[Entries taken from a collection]
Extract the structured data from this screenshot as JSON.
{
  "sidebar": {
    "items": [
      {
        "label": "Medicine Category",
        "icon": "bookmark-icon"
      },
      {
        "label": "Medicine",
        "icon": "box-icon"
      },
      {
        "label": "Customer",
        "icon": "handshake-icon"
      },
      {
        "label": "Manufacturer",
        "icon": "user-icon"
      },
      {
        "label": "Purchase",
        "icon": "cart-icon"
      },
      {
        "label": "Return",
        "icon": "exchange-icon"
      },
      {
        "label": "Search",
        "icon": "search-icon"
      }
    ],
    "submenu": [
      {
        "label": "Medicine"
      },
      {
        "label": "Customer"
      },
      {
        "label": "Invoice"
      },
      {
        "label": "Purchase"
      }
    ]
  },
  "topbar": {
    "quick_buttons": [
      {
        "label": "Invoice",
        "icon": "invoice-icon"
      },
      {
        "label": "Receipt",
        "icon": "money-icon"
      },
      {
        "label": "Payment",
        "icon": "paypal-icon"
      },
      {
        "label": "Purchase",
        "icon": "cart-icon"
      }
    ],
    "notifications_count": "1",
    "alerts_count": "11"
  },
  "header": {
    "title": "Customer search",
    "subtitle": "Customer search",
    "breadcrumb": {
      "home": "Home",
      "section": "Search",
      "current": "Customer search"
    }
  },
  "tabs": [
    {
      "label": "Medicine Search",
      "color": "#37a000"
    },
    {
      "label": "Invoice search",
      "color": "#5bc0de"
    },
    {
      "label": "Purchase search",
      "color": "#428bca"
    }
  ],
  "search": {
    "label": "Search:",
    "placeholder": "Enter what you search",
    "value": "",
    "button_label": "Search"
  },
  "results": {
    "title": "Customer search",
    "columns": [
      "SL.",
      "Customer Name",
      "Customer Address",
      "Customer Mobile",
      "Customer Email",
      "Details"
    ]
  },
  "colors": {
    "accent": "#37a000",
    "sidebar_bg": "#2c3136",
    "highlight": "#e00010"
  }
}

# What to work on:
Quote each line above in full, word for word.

# Answer below:
Extract the structured data from this screenshot as JSON.
{
  "sidebar": {
    "items": [
      {
        "label": "Medicine Category",
        "icon": "bookmark-icon"
      },
      {
        "label": "Medicine",
        "icon": "box-icon"
      },
      {
        "label": "Customer",
        "icon": "handshake-icon"
      },
      {
        "label": "Manufacturer",
        "icon": "user-icon"
      },
      {
        "label": "Purchase",
        "icon": "cart-icon"
      },
      {
        "label": "Return",
        "icon": "exchange-icon"
      },
      {
        "label": "Search",
        "icon": "search-icon"
      }
    ],
    "submenu": [
      {
        "label": "Medicine"
      },
      {
        "label": "Customer"
      },
      {
        "label": "Invoice"
      },
      {
        "label": "Purchase"
      }
    ]
  },
  "topbar": {
    "quick_buttons": [
      {
        "label": "Invoice",
        "icon": "invoice-icon"
      },
      {
        "label": "Receipt",
        "icon": "money-icon"
      },
      {
        "label": "Payment",
        "icon": "paypal-icon"
      },
      {
        "label": "Purchase",
        "icon": "cart-icon"
      }
    ],
    "notifications_count": "1",
    "alerts_count": "11"
  },
  "header": {
    "title": "Customer search",
    "subtitle": "Customer search",
    "breadcrumb": {
      "home": "Home",
      "section": "Search",
      "current": "Customer search"
    }
  },
  "tabs": [
    {
      "label": "Medicine Search",
      "color": "#37a000"
    },
    {
      "label": "Invoice search",
      "color": "#5bc0de"
    },
    {
      "label": "Purchase search",
      "color": "#428bca"
    }
  ],
  "search": {
    "label": "Search:",
    "placeholder": "Enter what you search",
    "value": "",
    "button_label": "Search"
  },
  "results": {
    "title": "Customer search",
    "columns": [
      "SL.",
      "Customer Name",
      "Customer Address",
      "Customer Mobile",
      "Customer Email",
      "Details"
    ]
  },
  "colors": {
    "accent": "#37a000",
    "sidebar_bg": "#2c3136",
    "highlight": "#e00010"
  }
}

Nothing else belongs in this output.